:: STORED DATA

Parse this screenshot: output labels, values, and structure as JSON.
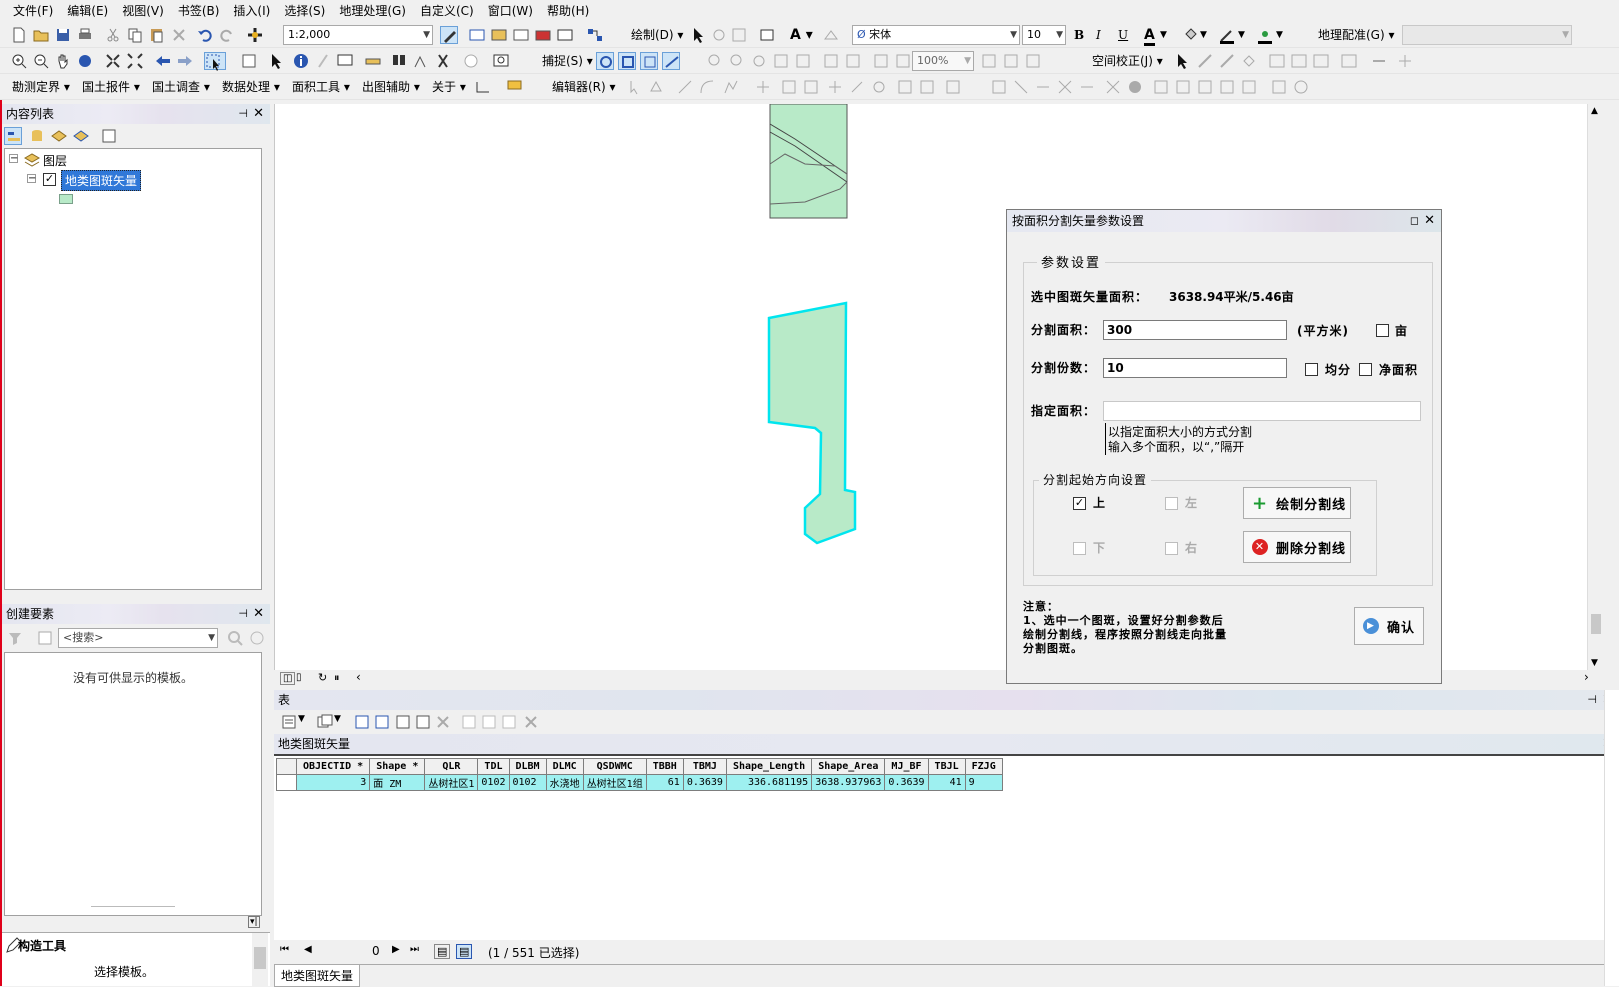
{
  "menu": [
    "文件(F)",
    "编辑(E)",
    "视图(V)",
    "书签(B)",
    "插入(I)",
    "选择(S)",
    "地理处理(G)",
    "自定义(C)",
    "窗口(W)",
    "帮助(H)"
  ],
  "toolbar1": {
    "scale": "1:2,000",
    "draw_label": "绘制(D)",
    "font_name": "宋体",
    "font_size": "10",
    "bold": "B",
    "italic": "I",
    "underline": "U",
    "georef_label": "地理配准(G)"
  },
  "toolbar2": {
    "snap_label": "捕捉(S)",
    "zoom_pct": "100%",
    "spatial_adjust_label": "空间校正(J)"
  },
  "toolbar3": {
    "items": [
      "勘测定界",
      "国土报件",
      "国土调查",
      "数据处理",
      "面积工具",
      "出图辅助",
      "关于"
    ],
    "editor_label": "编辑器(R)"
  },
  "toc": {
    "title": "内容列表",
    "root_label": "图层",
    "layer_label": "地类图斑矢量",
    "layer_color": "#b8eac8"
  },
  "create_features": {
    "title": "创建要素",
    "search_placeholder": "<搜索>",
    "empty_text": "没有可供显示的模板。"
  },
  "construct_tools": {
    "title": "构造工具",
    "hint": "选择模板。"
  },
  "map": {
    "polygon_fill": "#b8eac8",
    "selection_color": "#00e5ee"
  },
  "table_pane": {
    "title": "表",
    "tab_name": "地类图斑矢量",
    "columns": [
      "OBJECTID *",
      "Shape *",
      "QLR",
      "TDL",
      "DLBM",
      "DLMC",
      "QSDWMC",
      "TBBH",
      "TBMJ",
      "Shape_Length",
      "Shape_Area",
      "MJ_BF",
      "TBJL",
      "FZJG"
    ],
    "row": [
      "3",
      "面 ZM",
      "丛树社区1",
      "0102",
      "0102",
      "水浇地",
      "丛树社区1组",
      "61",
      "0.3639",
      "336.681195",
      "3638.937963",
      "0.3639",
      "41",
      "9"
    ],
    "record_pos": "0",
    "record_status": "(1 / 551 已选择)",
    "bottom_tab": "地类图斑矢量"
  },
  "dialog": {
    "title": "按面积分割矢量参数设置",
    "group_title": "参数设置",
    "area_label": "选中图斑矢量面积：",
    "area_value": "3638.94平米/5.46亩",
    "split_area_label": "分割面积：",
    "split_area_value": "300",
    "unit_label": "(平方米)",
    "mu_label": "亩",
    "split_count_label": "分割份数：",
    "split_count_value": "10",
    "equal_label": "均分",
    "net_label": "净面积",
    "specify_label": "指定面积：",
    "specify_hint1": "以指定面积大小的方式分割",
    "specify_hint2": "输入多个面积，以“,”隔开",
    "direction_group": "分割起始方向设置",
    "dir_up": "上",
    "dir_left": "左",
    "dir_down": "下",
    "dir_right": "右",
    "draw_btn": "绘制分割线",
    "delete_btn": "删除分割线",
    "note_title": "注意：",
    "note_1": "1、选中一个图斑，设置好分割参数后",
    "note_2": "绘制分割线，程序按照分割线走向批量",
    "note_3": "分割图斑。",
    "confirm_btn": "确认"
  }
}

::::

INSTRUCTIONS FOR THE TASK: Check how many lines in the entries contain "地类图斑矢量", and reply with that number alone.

YOUR SOLUTION: 3